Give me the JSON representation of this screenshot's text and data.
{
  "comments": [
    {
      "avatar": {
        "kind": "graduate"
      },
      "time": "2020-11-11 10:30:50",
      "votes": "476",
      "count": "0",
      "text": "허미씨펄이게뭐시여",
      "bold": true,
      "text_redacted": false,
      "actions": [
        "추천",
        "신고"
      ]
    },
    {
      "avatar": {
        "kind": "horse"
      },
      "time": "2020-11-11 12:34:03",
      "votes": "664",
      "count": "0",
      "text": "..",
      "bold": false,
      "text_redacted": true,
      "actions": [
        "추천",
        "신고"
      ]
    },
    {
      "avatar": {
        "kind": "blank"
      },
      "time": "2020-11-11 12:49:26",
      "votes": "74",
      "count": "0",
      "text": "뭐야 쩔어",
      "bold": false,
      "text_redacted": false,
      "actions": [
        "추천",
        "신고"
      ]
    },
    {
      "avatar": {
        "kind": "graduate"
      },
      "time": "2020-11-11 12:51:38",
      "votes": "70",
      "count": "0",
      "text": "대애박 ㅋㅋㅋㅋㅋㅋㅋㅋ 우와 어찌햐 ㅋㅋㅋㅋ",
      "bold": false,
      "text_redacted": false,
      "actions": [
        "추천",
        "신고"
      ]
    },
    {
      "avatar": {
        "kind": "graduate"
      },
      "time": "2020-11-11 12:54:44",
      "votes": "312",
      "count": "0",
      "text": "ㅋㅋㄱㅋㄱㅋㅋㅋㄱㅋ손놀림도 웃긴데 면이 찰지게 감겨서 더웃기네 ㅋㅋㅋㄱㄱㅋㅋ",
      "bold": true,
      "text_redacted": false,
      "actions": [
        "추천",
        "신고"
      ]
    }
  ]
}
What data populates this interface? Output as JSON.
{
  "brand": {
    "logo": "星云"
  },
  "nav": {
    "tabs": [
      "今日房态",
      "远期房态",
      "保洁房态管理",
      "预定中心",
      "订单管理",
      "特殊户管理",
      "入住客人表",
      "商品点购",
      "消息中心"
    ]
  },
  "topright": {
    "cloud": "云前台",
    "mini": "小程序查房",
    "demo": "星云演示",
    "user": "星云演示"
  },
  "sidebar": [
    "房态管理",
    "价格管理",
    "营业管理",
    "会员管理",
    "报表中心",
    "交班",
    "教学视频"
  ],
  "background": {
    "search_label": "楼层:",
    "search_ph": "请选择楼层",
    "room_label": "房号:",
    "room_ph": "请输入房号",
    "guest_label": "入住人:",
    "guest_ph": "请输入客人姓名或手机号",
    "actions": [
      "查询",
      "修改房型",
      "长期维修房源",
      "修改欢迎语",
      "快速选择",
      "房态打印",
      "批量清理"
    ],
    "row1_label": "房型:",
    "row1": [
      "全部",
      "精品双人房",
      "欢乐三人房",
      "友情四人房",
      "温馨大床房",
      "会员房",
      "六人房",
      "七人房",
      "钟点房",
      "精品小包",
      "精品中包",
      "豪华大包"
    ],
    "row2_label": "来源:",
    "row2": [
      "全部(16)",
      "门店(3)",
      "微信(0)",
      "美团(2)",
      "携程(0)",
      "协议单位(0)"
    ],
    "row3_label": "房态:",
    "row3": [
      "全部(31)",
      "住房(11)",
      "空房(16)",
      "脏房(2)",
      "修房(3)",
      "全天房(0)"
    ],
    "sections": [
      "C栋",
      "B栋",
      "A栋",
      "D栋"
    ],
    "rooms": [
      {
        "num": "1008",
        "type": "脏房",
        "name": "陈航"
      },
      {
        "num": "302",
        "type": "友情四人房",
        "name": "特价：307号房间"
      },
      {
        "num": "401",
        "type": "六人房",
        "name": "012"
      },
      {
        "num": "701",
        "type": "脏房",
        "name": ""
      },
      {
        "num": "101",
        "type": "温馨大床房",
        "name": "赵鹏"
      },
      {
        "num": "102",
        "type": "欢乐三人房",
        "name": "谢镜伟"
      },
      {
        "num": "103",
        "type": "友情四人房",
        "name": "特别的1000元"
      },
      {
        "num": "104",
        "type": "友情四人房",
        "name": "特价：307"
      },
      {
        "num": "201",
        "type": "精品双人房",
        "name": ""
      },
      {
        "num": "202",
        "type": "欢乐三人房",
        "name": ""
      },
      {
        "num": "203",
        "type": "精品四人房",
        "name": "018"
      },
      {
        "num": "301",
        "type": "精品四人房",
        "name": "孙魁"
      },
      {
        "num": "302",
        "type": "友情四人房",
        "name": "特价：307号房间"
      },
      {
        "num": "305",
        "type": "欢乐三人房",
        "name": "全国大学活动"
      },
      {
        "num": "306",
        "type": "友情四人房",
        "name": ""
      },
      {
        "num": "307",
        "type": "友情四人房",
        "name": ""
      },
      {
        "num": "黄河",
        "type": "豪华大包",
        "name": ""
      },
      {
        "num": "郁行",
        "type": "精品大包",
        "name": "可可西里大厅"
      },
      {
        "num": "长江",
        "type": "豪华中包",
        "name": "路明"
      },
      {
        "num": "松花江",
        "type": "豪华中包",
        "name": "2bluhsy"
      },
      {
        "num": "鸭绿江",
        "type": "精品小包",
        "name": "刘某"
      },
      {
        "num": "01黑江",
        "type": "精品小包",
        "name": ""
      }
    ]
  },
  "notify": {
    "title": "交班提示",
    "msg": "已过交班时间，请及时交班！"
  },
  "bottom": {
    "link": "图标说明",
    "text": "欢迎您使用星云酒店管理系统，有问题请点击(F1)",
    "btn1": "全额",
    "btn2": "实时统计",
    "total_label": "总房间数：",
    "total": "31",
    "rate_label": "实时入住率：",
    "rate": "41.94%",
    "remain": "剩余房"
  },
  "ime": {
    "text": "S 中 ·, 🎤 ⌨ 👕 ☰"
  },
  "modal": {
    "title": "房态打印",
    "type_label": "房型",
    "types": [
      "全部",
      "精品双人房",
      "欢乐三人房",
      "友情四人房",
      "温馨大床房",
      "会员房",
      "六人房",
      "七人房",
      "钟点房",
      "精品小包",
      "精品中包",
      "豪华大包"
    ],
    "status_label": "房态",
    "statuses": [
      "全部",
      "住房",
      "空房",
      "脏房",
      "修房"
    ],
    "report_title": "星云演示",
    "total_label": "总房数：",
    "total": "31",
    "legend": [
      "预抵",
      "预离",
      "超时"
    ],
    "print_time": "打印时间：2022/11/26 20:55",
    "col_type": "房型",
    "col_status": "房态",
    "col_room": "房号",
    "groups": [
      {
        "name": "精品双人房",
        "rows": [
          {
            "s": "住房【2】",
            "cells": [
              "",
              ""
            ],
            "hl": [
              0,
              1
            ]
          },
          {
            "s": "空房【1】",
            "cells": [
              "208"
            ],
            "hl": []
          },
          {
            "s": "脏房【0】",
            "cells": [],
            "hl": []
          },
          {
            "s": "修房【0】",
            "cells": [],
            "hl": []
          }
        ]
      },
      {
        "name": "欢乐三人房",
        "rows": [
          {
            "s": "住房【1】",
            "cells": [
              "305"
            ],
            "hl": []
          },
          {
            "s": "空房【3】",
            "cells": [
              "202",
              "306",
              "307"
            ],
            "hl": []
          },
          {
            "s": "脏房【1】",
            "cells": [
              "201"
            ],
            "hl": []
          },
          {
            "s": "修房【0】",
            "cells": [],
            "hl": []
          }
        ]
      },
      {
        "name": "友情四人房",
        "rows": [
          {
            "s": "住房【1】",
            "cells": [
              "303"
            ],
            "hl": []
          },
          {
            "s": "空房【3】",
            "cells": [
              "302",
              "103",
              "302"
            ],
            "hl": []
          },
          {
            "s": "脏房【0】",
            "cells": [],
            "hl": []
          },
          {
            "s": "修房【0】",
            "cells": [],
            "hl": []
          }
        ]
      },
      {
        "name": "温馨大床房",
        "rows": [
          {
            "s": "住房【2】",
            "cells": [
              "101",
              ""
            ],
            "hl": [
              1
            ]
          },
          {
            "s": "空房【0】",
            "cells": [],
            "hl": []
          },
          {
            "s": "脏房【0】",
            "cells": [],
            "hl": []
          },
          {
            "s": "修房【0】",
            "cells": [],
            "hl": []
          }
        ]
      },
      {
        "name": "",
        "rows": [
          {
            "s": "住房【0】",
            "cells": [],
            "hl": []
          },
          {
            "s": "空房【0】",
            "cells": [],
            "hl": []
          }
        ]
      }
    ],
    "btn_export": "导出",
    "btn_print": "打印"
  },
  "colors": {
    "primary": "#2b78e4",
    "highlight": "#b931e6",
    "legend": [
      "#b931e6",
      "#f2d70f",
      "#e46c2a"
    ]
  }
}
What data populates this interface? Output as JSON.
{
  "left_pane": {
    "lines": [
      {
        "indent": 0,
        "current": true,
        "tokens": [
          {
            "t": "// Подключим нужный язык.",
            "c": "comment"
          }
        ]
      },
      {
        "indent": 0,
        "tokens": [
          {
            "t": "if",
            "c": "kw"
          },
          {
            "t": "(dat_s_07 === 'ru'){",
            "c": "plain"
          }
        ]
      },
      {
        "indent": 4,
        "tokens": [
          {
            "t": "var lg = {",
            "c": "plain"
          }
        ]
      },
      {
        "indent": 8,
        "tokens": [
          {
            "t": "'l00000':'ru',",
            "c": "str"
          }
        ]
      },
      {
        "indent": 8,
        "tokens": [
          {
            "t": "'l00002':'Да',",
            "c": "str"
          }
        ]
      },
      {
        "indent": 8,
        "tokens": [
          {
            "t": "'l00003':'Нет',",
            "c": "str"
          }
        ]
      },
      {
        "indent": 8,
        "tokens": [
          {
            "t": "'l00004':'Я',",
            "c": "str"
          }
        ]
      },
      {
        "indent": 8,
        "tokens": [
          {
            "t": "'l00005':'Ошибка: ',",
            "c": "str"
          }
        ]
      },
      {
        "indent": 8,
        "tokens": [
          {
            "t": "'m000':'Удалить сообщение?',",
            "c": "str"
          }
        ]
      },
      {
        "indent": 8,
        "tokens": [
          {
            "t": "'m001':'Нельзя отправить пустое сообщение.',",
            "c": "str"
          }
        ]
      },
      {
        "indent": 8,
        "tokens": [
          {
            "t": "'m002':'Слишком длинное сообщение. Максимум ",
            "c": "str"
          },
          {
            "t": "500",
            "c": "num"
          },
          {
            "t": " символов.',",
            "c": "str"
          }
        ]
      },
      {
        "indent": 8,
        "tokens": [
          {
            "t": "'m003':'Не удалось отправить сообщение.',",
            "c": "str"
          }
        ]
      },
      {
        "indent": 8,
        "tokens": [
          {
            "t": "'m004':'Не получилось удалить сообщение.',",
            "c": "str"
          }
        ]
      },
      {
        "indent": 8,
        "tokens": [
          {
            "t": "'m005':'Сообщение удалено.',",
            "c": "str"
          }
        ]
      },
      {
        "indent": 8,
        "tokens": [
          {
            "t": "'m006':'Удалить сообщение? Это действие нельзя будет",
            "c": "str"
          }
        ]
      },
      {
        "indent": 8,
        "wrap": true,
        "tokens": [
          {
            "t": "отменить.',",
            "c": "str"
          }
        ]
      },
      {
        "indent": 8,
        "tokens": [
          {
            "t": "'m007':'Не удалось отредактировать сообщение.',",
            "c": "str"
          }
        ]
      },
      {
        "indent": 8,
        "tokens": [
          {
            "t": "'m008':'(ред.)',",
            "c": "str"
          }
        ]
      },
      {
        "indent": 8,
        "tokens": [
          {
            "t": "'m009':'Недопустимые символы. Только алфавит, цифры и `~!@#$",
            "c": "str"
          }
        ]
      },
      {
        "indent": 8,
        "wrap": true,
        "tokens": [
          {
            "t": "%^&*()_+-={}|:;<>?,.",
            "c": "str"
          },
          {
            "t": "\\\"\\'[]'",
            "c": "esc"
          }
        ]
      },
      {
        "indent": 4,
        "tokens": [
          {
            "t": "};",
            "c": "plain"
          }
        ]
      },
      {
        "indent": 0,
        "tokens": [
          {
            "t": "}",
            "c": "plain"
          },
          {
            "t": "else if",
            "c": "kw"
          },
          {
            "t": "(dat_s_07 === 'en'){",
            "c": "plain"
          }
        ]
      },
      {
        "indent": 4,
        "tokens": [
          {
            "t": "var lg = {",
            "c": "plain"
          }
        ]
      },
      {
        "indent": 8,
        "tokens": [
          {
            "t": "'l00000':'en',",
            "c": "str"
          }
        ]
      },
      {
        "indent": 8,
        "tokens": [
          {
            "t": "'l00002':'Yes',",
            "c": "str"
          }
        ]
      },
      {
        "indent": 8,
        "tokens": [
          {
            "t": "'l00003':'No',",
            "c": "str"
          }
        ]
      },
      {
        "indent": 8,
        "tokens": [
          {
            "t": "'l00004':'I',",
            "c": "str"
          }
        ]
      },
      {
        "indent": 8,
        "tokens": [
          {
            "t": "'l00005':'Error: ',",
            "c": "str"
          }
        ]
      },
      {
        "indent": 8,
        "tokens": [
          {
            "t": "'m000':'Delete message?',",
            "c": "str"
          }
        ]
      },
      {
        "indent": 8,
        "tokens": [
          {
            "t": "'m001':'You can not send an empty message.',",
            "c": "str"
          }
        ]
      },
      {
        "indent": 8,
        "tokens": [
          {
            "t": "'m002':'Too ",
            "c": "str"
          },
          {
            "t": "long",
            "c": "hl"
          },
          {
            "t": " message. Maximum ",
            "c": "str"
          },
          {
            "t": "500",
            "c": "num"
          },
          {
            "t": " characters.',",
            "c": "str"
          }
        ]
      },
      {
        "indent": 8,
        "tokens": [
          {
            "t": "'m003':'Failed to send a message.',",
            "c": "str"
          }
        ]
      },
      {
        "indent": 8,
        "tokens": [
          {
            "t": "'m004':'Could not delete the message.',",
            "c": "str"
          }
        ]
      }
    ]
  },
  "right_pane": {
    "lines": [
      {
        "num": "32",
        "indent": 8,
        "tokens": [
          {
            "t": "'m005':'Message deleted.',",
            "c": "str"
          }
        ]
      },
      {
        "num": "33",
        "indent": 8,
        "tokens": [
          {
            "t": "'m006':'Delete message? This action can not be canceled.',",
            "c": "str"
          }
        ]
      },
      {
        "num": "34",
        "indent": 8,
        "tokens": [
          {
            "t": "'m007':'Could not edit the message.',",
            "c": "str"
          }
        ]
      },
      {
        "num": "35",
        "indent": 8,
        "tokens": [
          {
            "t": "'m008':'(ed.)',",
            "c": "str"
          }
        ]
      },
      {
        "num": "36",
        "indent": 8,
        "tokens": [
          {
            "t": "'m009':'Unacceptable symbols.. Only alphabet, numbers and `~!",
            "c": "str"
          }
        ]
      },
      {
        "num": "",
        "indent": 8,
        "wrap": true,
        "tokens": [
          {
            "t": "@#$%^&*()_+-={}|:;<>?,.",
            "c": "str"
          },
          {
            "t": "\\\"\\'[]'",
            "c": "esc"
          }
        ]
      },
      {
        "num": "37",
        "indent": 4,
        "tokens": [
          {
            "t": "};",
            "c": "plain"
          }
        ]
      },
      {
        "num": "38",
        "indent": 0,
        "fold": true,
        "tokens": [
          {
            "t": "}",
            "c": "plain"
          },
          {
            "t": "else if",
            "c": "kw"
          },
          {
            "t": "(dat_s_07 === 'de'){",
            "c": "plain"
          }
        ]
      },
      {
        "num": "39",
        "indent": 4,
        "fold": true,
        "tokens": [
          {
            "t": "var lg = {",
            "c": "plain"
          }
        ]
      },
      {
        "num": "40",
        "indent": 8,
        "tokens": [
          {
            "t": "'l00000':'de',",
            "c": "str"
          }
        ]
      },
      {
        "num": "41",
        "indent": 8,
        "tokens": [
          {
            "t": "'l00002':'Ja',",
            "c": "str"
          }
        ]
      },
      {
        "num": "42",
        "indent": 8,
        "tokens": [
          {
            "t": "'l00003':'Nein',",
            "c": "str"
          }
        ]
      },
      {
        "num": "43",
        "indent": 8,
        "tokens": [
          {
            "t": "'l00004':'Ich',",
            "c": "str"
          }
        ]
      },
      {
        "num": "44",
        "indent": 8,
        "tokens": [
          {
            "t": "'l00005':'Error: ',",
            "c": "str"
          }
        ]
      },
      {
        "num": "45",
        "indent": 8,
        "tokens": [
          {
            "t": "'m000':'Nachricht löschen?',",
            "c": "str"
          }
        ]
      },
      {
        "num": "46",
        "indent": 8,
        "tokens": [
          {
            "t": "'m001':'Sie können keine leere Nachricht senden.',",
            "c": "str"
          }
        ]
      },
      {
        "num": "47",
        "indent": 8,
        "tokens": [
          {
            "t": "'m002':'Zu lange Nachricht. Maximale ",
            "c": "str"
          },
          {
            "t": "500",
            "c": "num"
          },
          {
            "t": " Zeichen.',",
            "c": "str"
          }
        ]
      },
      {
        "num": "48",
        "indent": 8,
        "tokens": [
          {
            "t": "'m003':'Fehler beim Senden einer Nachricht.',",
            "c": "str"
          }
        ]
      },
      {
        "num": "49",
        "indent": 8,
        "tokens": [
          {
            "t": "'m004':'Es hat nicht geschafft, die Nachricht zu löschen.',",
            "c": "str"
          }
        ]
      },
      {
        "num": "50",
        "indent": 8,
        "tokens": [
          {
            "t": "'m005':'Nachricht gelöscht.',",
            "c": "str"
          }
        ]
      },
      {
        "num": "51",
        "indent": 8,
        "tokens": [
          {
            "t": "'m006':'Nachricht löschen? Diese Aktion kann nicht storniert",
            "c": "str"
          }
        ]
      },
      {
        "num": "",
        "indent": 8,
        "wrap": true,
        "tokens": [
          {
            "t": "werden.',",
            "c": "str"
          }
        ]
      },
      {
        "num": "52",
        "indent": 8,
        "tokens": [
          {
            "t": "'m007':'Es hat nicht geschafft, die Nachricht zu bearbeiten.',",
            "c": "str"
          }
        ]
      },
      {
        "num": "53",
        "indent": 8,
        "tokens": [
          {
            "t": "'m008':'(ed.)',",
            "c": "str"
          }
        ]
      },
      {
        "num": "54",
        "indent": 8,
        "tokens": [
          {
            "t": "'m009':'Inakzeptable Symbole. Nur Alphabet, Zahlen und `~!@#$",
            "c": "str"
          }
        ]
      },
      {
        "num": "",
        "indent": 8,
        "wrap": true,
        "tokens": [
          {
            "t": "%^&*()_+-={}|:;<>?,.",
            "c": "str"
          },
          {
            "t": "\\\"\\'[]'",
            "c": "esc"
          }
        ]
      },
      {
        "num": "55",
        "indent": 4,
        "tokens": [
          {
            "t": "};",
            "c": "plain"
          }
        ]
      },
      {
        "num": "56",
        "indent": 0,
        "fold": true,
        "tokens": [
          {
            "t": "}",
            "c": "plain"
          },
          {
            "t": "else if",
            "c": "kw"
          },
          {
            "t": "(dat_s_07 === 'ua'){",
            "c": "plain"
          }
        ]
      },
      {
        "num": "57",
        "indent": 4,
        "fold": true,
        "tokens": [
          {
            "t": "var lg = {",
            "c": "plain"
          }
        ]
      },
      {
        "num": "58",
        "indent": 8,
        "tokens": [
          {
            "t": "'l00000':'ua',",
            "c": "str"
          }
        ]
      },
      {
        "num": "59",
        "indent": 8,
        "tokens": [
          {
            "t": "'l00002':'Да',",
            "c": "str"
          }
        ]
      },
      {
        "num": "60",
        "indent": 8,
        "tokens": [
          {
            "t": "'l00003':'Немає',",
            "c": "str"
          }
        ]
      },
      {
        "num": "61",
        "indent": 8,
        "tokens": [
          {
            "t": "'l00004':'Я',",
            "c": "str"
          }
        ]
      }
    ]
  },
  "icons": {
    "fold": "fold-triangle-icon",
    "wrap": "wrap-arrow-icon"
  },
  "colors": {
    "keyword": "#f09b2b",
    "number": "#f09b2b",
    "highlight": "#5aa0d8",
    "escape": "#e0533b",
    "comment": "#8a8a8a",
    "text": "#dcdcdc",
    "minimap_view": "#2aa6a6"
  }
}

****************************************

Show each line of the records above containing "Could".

--- RESPONSE ---
            "t": "'m004':'Could not delete the message.',",
            "t": "'m007':'Could not edit the message.',",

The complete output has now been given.